During the first 6 months of my time skydiving I had a frankly sucky success rate when it came actually jumping after I got to the drop zone. It's a sport very dependent on the weather, and I've had trips foiled by rain, wind and cloud.
So I thought I'd seen it all.
Until I turned up early today, to find the airfield covered in a thick layer fog. However, lurking in the gloom was a pleasant surprise.
|Just plane better (Sorry)|
The most despised Islander was sitting, looking for a new owner, because next to it was a glorious new(ish) Caravan. Pretty soon the sun burnt away the fog and I got a chance to see what the new plane was like.
God damn it's fast.
Newer and lighter than the other Caravan, I found myself genuinely shocked by how little time it took us to get to altitude on each jump. This bodes well for the future.
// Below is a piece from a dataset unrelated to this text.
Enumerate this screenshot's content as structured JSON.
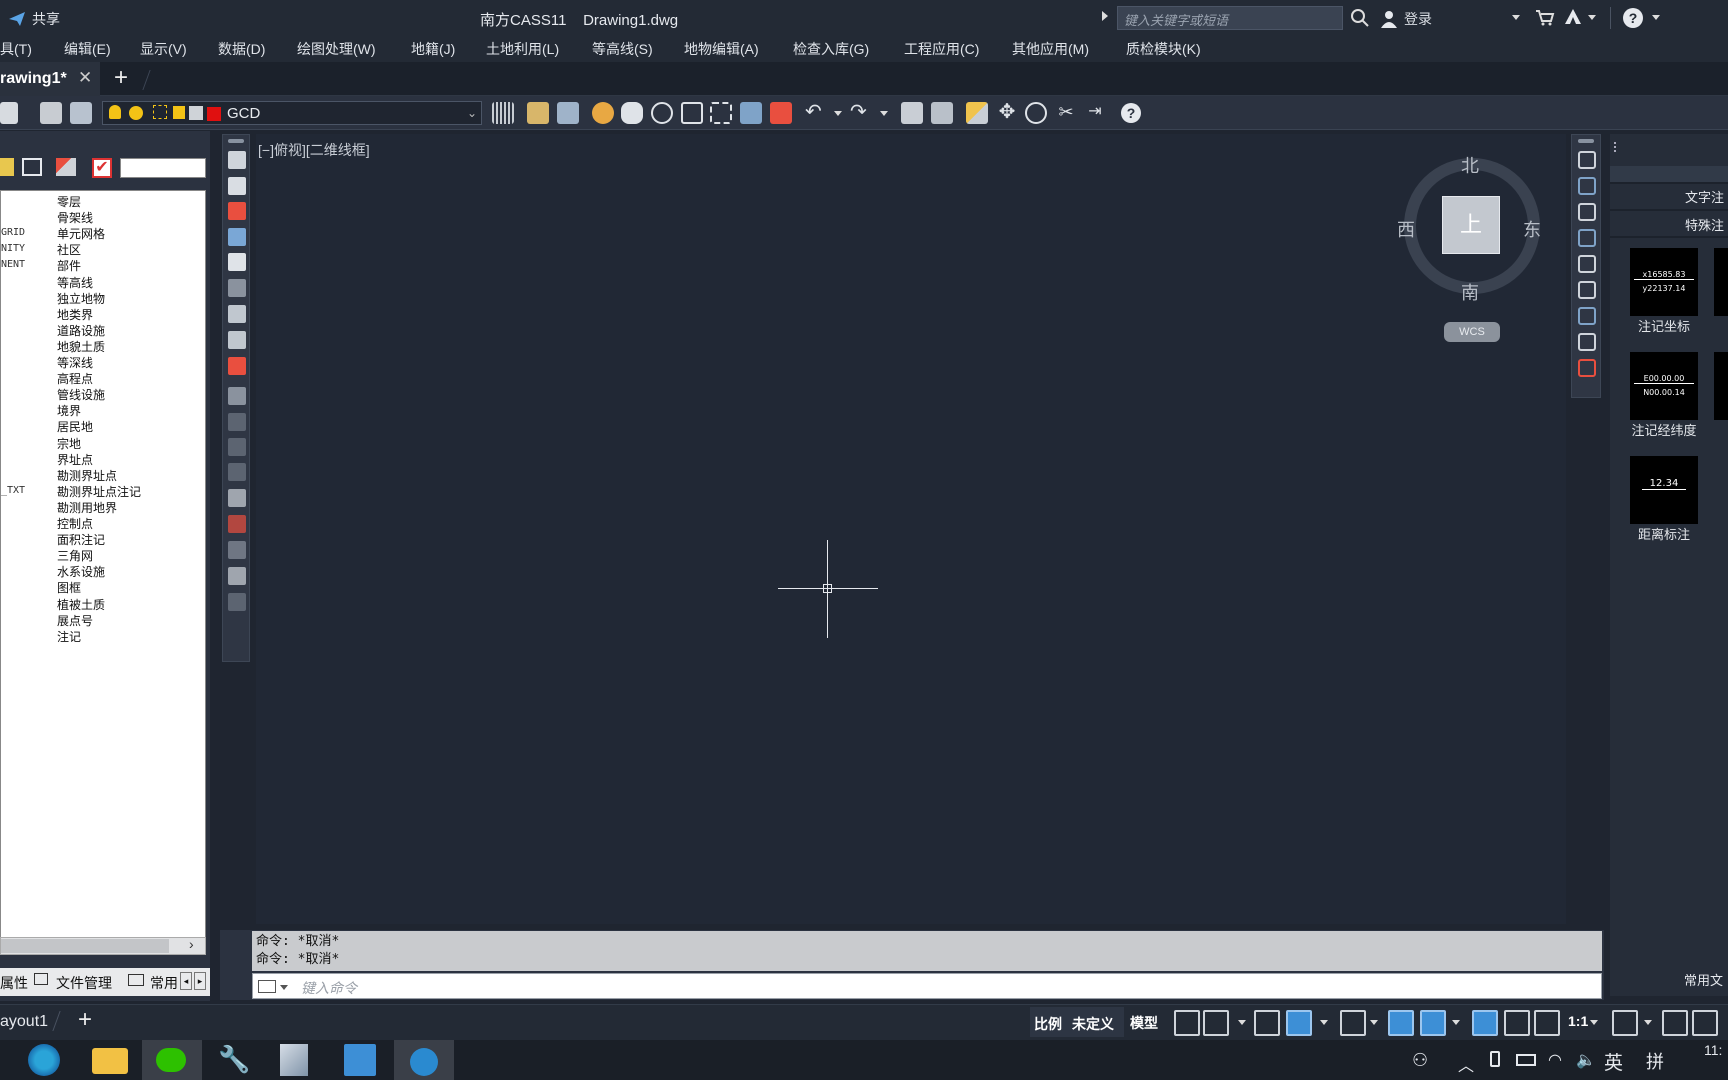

My first jump was an exercise in mediocrity. My exit, tracking, pattern and landing were all "ok" in the most depressing sense of the word. There was nothing hugely wrong with it but I've done all of the elements of that jump much better before. My landing was a pretty solid stand-up, which I was pleased with.
The second jump was an improvement in all areas. Still not fantastic, but much better. The exception to this was my landing which was the smoothest ever. I touched down like an experienced butterfly on a sturdy leaf, or some other equally cliched metaphor. Anyway, it was good.
The last jump was an unequivocal f**k-up. Whenever I exit I make sure to check I'm in the right sort of place to get back to the landing area, though there's never been a problem before because I'm never the first man out so someone else has got us in the right place first. Well, it turns out my brain doesn't actually do anything during this check because immediately after I got out I realised the airfield was beautifully obscured by a nice big cloud. My plan was to do some flips and turns but this immediately got cancelled as I fell towards the huge white monster. I watched the jumper who got out before me, silhouetted against the cloud, as he clipped its edge, then I fell into it. I knew I was well clear of the other guy but I was still concerned by the possibility of a collision. Watching my altimeter my pull height of 5000' came and went. As it reached 4000' the cloud started to clear and I pulled. As I got down the pattern seemed busier than usual, with more canopies landing together than usual, but I maintained good situational awareness and landed well again.
After talking to a senior instructor I understand better what I did wrong. Skydivers tend to play it a bit hard and fast with the "avoid cloud" rule. He said that if you can identify the landmarks around that's ok, and that's what I did. Also, I've been down to 4000' before. It's a safe pull height. The two things I did wrong were not checking the spot properly, and not jumping the plan. Both of them were ok this time, and, after today, both of them I'm sure I'll do properly in the future.